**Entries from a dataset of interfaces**
^^^^^^^^^^^^^^^^

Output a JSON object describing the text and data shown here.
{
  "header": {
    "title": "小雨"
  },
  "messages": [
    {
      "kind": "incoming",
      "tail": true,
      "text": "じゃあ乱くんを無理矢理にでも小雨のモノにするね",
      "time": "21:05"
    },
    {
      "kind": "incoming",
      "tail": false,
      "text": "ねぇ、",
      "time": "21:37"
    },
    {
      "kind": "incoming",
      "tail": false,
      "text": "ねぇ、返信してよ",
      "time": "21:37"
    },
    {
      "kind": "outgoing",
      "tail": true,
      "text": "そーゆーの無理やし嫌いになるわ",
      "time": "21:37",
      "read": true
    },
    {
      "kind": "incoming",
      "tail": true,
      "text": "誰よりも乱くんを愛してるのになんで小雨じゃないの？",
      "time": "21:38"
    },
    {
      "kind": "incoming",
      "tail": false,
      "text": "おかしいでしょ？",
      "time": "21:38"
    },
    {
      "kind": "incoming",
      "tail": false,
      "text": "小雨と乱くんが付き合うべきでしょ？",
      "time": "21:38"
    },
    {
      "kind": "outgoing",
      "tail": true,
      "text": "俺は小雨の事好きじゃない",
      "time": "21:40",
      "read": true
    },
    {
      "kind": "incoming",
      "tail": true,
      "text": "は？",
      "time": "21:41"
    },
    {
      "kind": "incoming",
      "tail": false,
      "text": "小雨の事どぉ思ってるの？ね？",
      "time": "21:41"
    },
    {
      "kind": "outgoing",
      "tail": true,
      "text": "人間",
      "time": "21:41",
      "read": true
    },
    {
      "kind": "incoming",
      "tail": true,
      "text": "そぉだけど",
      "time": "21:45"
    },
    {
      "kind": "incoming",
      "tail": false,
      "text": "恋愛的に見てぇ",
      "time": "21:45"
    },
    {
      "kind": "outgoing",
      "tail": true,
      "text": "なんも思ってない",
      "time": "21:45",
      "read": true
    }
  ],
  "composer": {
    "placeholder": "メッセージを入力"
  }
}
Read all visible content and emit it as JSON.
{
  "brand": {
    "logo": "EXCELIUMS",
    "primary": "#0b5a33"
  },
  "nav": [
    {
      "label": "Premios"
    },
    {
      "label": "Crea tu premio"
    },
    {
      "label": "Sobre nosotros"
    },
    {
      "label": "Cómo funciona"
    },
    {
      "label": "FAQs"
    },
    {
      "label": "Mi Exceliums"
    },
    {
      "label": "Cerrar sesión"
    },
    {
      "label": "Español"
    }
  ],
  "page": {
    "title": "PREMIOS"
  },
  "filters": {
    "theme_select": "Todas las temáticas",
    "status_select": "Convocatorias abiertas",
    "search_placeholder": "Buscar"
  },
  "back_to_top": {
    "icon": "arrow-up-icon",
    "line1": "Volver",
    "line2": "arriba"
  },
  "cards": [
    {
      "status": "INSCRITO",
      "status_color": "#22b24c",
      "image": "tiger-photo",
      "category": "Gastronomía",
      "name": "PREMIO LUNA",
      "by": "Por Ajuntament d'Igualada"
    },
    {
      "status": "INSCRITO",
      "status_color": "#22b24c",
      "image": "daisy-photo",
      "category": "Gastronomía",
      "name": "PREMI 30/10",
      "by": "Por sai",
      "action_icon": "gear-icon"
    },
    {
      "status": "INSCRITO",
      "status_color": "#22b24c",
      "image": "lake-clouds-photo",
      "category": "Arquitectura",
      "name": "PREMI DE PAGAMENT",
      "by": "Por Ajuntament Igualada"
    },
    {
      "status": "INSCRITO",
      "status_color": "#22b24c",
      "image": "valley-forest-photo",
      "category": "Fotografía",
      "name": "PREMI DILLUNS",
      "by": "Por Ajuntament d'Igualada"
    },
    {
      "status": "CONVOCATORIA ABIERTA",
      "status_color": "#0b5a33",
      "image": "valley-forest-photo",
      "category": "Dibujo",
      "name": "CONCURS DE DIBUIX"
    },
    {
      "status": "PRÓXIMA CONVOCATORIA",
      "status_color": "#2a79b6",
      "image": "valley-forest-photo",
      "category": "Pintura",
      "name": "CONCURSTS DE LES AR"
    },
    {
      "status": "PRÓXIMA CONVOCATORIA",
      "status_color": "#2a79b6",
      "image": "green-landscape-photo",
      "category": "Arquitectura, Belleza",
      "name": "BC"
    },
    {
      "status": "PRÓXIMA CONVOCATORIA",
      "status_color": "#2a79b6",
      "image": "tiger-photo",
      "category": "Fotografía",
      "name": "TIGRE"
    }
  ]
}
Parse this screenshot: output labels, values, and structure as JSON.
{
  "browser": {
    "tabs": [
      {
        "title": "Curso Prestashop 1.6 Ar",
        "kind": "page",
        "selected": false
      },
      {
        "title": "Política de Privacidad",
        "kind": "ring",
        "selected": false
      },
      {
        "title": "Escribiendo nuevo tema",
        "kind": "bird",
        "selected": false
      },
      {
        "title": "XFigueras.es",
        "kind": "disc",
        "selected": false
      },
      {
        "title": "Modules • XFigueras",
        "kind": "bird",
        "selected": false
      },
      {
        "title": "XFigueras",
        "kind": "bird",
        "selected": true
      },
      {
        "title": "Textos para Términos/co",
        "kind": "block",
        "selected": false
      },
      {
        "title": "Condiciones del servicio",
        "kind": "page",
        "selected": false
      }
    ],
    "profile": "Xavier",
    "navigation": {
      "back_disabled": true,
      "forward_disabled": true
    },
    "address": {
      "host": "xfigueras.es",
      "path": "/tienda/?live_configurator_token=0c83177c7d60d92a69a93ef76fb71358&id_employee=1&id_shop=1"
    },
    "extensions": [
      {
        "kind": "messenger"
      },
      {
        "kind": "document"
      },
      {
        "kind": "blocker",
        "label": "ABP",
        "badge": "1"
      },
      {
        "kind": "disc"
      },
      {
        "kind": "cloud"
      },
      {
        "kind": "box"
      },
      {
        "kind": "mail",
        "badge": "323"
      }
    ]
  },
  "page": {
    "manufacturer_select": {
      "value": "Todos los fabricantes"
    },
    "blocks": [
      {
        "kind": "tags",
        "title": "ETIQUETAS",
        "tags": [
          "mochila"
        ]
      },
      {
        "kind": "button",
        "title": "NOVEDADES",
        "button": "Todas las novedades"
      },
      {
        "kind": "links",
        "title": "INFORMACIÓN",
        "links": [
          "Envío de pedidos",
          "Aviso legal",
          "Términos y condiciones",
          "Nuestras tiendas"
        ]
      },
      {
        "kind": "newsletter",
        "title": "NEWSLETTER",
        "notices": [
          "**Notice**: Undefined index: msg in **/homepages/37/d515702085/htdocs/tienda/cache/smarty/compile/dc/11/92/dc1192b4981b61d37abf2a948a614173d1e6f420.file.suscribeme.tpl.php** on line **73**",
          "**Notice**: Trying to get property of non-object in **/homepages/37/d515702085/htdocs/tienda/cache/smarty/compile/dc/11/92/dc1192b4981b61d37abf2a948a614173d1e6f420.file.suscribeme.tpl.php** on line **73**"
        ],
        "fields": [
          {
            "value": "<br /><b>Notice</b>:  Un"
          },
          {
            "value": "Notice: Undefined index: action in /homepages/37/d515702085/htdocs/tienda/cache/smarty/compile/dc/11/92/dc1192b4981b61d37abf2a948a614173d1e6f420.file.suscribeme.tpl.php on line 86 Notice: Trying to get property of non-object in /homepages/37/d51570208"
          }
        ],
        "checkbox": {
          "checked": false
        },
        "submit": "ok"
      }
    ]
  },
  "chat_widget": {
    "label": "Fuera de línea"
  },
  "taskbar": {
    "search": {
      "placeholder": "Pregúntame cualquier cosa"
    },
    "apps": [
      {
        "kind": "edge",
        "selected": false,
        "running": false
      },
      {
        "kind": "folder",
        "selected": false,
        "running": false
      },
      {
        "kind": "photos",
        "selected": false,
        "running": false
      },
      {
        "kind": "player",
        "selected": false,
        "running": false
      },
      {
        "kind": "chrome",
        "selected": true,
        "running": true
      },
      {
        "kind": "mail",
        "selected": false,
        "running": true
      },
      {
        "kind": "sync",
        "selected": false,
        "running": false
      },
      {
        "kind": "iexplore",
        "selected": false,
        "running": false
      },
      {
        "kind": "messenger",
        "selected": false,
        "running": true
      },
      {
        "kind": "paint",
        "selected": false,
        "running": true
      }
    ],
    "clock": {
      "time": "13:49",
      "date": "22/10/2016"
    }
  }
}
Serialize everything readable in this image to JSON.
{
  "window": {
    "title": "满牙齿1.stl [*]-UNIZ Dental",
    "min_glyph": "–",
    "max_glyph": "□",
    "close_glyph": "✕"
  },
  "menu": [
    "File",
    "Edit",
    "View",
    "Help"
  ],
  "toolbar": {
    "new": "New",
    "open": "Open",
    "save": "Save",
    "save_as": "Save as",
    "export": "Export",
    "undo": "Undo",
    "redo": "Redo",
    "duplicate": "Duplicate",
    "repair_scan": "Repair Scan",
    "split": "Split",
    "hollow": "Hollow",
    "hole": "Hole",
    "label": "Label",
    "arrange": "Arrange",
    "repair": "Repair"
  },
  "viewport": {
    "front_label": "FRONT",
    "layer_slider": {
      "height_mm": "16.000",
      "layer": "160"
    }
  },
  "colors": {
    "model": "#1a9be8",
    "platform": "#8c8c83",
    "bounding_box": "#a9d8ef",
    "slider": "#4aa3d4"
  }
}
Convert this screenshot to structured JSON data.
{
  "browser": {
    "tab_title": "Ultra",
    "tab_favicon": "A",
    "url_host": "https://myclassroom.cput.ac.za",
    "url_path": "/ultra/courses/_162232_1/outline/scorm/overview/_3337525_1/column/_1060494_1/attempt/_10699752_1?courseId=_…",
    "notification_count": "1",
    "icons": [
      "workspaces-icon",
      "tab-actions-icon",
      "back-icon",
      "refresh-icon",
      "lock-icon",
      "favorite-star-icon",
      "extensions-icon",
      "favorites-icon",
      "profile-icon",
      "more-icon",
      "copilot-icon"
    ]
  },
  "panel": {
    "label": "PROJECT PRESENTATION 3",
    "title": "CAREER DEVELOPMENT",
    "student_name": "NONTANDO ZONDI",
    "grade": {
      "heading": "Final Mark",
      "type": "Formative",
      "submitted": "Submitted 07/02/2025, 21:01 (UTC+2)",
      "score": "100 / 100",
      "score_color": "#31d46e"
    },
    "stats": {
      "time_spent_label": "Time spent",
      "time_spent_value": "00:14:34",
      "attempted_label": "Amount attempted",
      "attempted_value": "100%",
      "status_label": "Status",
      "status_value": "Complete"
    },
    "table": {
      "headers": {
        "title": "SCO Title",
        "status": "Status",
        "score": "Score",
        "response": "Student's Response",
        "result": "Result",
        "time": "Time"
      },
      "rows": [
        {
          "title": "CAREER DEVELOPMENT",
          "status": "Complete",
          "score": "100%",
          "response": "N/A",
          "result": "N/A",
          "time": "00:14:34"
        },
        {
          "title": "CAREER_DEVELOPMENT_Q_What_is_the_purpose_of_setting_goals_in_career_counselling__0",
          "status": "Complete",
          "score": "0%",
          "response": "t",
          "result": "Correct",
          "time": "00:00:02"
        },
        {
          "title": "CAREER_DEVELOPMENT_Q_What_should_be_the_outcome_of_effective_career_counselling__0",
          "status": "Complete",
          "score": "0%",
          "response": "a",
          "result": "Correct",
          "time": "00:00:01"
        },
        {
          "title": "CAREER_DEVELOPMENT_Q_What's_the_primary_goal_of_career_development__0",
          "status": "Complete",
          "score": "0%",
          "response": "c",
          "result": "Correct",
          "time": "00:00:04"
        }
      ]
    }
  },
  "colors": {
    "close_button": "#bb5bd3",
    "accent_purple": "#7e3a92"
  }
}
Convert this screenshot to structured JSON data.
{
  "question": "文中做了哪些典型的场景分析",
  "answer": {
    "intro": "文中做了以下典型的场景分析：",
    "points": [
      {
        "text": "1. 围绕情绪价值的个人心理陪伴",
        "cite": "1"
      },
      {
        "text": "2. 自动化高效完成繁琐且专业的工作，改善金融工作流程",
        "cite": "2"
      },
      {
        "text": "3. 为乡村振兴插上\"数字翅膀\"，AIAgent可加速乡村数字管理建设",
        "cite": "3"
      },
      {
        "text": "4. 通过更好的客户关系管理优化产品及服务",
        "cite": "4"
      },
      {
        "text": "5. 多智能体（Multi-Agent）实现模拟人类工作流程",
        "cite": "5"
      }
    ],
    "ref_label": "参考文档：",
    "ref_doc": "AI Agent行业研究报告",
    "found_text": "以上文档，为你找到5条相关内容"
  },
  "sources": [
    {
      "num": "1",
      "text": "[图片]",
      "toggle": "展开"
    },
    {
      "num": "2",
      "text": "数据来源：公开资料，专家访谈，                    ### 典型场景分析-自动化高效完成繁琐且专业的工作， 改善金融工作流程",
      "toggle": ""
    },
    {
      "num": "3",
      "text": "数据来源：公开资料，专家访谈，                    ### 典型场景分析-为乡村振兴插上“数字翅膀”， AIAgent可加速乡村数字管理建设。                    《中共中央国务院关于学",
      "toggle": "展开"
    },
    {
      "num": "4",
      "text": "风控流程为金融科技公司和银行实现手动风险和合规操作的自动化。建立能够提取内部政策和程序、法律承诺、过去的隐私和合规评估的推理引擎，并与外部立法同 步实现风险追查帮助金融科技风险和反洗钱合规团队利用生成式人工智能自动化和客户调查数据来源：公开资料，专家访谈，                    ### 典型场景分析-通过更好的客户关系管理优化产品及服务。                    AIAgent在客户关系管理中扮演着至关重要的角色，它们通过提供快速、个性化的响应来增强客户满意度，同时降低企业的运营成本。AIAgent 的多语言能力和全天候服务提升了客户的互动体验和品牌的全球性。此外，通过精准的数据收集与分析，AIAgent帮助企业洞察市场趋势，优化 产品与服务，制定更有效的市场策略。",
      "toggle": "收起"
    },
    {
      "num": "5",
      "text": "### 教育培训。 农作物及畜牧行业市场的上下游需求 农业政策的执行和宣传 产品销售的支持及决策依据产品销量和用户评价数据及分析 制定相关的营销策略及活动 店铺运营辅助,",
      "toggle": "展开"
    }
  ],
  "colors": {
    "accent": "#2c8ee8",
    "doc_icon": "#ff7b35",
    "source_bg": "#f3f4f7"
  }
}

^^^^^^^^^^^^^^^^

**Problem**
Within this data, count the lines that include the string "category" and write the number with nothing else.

**Written response**
8